Also, Section 51 grants certain additional benefits to a bankrupt who has been discharged by the court i.e. he will be discharged from all kind of claims, debts and debts except for any debt due to the government; any debt or liability incurred through fraud or fraudulent breach of trust to which he was a party; any debt or liability in respect of which he has obtained abstention by any fraud to which he was a party. In addition to this, a discharged bankrupt will have the right to claim the bar against all liabilities that arose prior to the filing of the petition.

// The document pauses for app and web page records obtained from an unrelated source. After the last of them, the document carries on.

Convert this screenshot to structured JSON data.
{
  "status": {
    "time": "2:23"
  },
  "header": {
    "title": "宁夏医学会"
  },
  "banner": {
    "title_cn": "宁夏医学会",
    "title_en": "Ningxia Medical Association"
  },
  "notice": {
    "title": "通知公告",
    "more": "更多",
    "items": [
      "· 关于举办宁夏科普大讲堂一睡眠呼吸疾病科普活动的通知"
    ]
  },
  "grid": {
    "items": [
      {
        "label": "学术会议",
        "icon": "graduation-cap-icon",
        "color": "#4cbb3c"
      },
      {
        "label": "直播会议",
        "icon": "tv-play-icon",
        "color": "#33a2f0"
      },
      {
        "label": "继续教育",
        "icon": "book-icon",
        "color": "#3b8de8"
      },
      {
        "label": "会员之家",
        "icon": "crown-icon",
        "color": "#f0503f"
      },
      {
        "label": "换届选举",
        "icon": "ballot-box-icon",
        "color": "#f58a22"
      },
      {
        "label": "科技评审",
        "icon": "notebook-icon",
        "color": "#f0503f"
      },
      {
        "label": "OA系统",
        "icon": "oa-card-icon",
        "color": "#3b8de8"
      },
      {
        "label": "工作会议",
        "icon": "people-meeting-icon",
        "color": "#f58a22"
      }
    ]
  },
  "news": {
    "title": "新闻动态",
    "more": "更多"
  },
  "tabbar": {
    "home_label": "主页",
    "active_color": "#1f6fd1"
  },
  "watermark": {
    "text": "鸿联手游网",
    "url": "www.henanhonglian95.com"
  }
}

Although the Bankruptcy Act offers certain benefits to stakeholders, the Act suffers from several shortcomings. For example, the law did not address issues relating to legal persons and cross-border bankruptcies. Although the Companies Act 1994 contains some of the aspects of corporate bankruptcy in different forms, bankruptcy law should include company bankruptcy and also cross-border bankruptcy as per the UNCITRAL Model Law on cross-border insolvency. In addition, any arrest or seizure of property in the process of recovering money should not prevent the debtor from filing a petition to open bankruptcy proceedings in favor of the debtor himself, because that person arrested or the owner of the seized property should not be deprived of the right to be bankrupt. The provisions relating to the plan of reorganization are subjective in nature where no particular criteria have been set which could give rise to arbitrary actions by the receiver. Alternative dispute resolution mechanisms should be improved. Being laws of the same nature, the Artha Rin Adalat Ain, 2003 and the Bankruptcy Act, 1997 should complement each other. However, no such correspondence is judged, but the cases are judged by the various courts. Despite some disadvantages, debtor bankruptcy could give a bankrupt a fresh start and has the potential to be an armor for a troubled debtor instead of a sword for creditors.
The author is a lawyer at the Supreme Court of Bangladesh.